Mr Seth Terkper, the Minister of Finance and Economic Planning on Wednesday expressed confidence that the progressive policies and measures adopted by government would lead the economy back to a record growth within the shortest possible time.
According to him, Ghana’s economy had bright medium term prospects, supported by an expanded services sector, and the discovery of more oil fields (TEN and Sankofa), and the coming on stream of the gas processing plant, were clear indications that the progress would happen sooner even though similar projections in the past had not really materialised.
He said with the various measures adopted by government, “growth is expected to pick up over the medium term to 9.2 per cent in 2017, inflation will be reduced to 8.2 per cent by 2017 and fiscal and current account deficits will be reduced to 3.7 per cent and 4.9 per cent, respectively in 2017. This will result in a build-up of reserves to cover months of goods and service.

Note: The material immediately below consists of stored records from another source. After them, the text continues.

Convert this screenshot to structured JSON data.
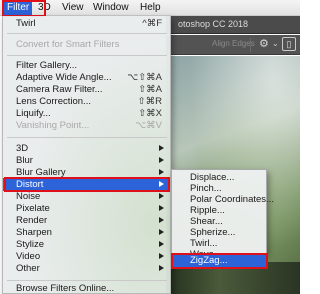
{
  "menubar": {
    "items": [
      "Filter",
      "3D",
      "View",
      "Window",
      "Help"
    ],
    "active": "Filter"
  },
  "photoshop": {
    "title_partial": "otoshop CC 2018",
    "align_edges": "Align Edges"
  },
  "filter_menu": {
    "top_items": [
      {
        "label": "Twirl",
        "shortcut": "^⌘F",
        "disabled": false
      }
    ],
    "group1": [
      {
        "label": "Convert for Smart Filters",
        "shortcut": "",
        "disabled": true
      }
    ],
    "group2": [
      {
        "label": "Filter Gallery...",
        "shortcut": "",
        "disabled": false
      },
      {
        "label": "Adaptive Wide Angle...",
        "shortcut": "⌥⇧⌘A",
        "disabled": false
      },
      {
        "label": "Camera Raw Filter...",
        "shortcut": "⇧⌘A",
        "disabled": false
      },
      {
        "label": "Lens Correction...",
        "shortcut": "⇧⌘R",
        "disabled": false
      },
      {
        "label": "Liquify...",
        "shortcut": "⇧⌘X",
        "disabled": false
      },
      {
        "label": "Vanishing Point...",
        "shortcut": "⌥⌘V",
        "disabled": true
      }
    ],
    "group3": [
      {
        "label": "3D"
      },
      {
        "label": "Blur"
      },
      {
        "label": "Blur Gallery"
      },
      {
        "label": "Distort",
        "highlighted": true
      },
      {
        "label": "Noise"
      },
      {
        "label": "Pixelate"
      },
      {
        "label": "Render"
      },
      {
        "label": "Sharpen"
      },
      {
        "label": "Stylize"
      },
      {
        "label": "Video"
      },
      {
        "label": "Other"
      }
    ],
    "group4": [
      {
        "label": "Browse Filters Online..."
      }
    ]
  },
  "distort_submenu": {
    "items": [
      {
        "label": "Displace..."
      },
      {
        "label": "Pinch..."
      },
      {
        "label": "Polar Coordinates..."
      },
      {
        "label": "Ripple..."
      },
      {
        "label": "Shear..."
      },
      {
        "label": "Spherize..."
      },
      {
        "label": "Twirl..."
      },
      {
        "label": "Wave..."
      },
      {
        "label": "ZigZag...",
        "highlighted": true
      }
    ]
  },
  "colors": {
    "highlight": "#2d63d8",
    "callout_box": "#e0101a",
    "menu_bg": "#e8ecec"
  }
}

Mr. Terkper, who was presenting a report on the current state of the economy at a forum in Accra, said government recognised the importance of addressing the short-term challenges facing the economy in order to safeguard the bright prospects of the economy and was determined to do so.
However, the achievement of the expected growth, requires an uncompromising sense of discipline, without which the opportunities and gains to be made in the rise of the economy may be dispelled, he said.
He shared some lessons learnt after the country’s impressive economic growth over the past decade until it began to face major setbacks, mainly on account of energy challenges and a combination of unfavourable global factors and domestic challenges.
He said the economy had come under severe stress since 2012, leading to the record of double digits fiscal and external current account deficits, but blamed the fiscal slippage in 2012 on higher wages and wage arrears payments under the implementation of the Single Spine Salary Structure, and also the shortfall in corporate income taxes from the petroleum sector as a result of the export of lower barrels of crude oil that was projected.
The Finance Minister cited the high interest cost burden arising from the steep rise in short-term domestic interest rates, the shortfall in donor grants, higher subsides on utility and petroleum, as well as higher spending on goods and services as contributory factors.
The factors, he said led to the huge budget deficits which shattered important macroeconomic gains, while the economic rescue ropes snapped after falls in the prices of gold, cocoa and crude oil for over a year.
He said the picture got grimmer when the nation got darker because the careless activity of a pirate ship clipped the gas pipeline in Togo’s waters, and the country had to suffer a two-year disruption of gas supply and until a government suffering from limited cash-flows had to import light crude oil for power generation.
Mr Terkper said government had since implemented a number of measures in the 2013 and 2014 budgets, with the adoption of some home-grown policies to ensure macroeconomic stability to address the causes of the fiscal overruns in 2012, and these measures were basically what the International Monetary Fund (IMF) agreed with government on and accepted to grant a $1 billion rescue package to Ghana.
He said significant progress has also been made in addressing issues regarding the wage bill as a ratio of the Gross domestic Product, ensuring a reduction from 8.9 per cent in 2012 to 8.3 per cent in 2014, and it was expected to further decline to 7.7 per cent in 2015.
“Similarly, the wage bill including wage arrears cleared as a ratio to tax revenue has declined from 68.2 per cent in 2012 to 65.1 per cent in 2014 and expected to decrease further to 46.1 per cent in 2015”.
The Finance Minister said subsides on petroleum prices and utility tariffs had virtually been removed, with corporate income tax from oil companies significantly turned positive, and shortfalls in corporate income receipts in the petroleum sector reversed.
He said given government’s commitment to fiscal consolidation, the 2015 Budget outlines additional measures and reforms which form a significant part of the measures under the programme with the IMF, and these in addition to earlier measures being implemented were expected to result in a significant reduction in the fiscal deficit to ensure debt sustainability and macroeconomic stability.